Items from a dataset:

○ ○ ○ ○ ○

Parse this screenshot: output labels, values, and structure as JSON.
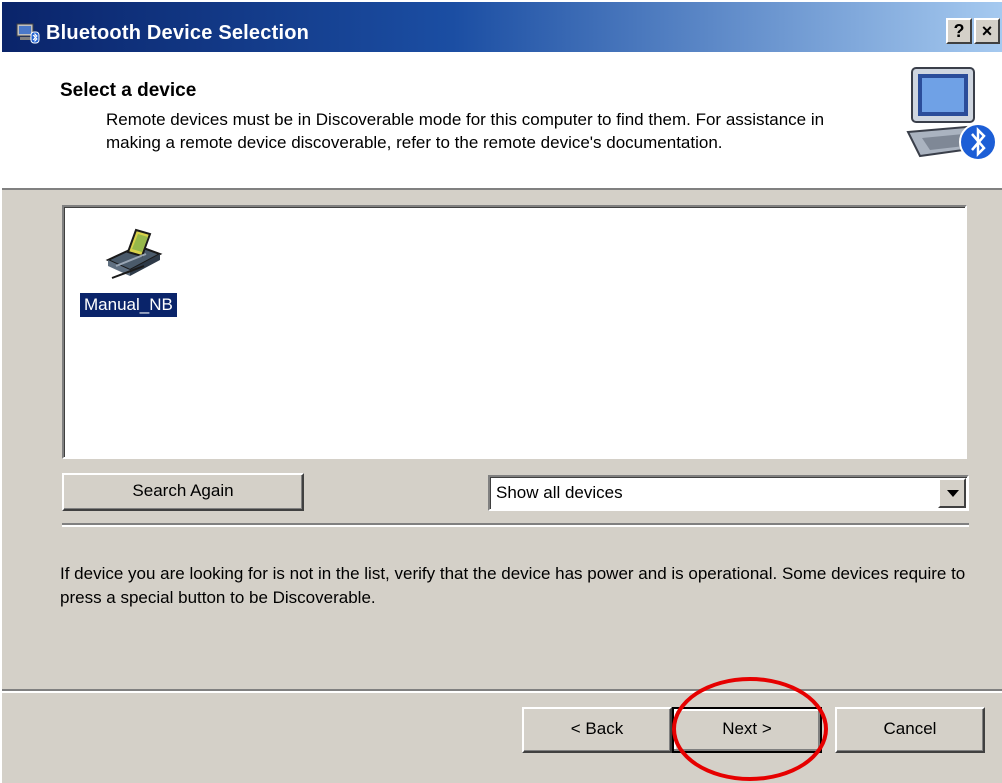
{
  "window": {
    "title": "Bluetooth Device Selection",
    "help_label": "?",
    "close_label": "×"
  },
  "header": {
    "heading": "Select a device",
    "description": "Remote devices must be in Discoverable mode for this computer to find them. For assistance in making a remote device discoverable, refer to the remote device's documentation."
  },
  "devices": [
    {
      "label": "Manual_NB",
      "icon": "pda-device-icon",
      "selected": true
    }
  ],
  "controls": {
    "search_again_label": "Search Again",
    "filter_value": "Show all devices"
  },
  "info_text": "If device you are looking for is not in the list, verify that the device has power and is operational. Some devices require to press a special button to be Discoverable.",
  "footer": {
    "back_label": "< Back",
    "next_label": "Next >",
    "cancel_label": "Cancel"
  },
  "colors": {
    "titlebar_start": "#0a246a",
    "face": "#d4d0c8",
    "selection": "#0a246a",
    "annotation": "#e60000"
  }
}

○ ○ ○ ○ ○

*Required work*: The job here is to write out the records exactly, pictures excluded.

*Answer to this exercise*:
Parse this screenshot: output labels, values, and structure as JSON.
{
  "window": {
    "title": "Bluetooth Device Selection",
    "help_label": "?",
    "close_label": "×"
  },
  "header": {
    "heading": "Select a device",
    "description": "Remote devices must be in Discoverable mode for this computer to find them. For assistance in making a remote device discoverable, refer to the remote device's documentation."
  },
  "devices": [
    {
      "label": "Manual_NB",
      "icon": "pda-device-icon",
      "selected": true
    }
  ],
  "controls": {
    "search_again_label": "Search Again",
    "filter_value": "Show all devices"
  },
  "info_text": "If device you are looking for is not in the list, verify that the device has power and is operational. Some devices require to press a special button to be Discoverable.",
  "footer": {
    "back_label": "< Back",
    "next_label": "Next >",
    "cancel_label": "Cancel"
  },
  "colors": {
    "titlebar_start": "#0a246a",
    "face": "#d4d0c8",
    "selection": "#0a246a",
    "annotation": "#e60000"
  }
}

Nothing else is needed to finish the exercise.